RECORDS FOR PROCESSING: Begin
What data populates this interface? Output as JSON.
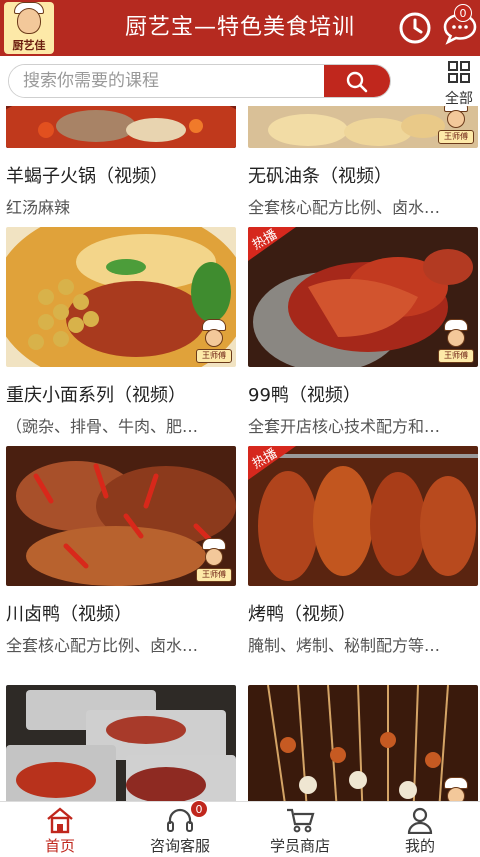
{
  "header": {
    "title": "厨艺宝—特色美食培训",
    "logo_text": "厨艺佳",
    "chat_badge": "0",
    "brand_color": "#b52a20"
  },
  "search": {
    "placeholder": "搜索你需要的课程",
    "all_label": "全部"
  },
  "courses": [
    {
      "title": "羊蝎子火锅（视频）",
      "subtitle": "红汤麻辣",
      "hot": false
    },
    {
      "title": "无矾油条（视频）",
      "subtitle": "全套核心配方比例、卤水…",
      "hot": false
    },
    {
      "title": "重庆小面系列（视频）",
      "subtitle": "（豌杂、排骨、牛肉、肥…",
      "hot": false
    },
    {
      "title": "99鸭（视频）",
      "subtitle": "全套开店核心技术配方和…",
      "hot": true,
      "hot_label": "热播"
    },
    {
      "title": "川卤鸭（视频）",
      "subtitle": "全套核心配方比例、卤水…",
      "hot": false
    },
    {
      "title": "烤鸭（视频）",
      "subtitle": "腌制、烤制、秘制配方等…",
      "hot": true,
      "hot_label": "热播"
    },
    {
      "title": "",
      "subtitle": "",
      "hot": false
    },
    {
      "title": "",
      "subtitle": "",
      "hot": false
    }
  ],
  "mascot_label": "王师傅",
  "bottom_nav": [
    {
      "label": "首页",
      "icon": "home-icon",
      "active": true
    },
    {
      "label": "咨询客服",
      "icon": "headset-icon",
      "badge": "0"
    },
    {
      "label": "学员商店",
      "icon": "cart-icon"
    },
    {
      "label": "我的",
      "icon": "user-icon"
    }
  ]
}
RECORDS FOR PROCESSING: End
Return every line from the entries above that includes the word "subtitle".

      "subtitle": "红汤麻辣",
      "subtitle": "全套核心配方比例、卤水…",
      "subtitle": "（豌杂、排骨、牛肉、肥…",
      "subtitle": "全套开店核心技术配方和…",
      "subtitle": "全套核心配方比例、卤水…",
      "subtitle": "腌制、烤制、秘制配方等…",
      "subtitle": "",
      "subtitle": "",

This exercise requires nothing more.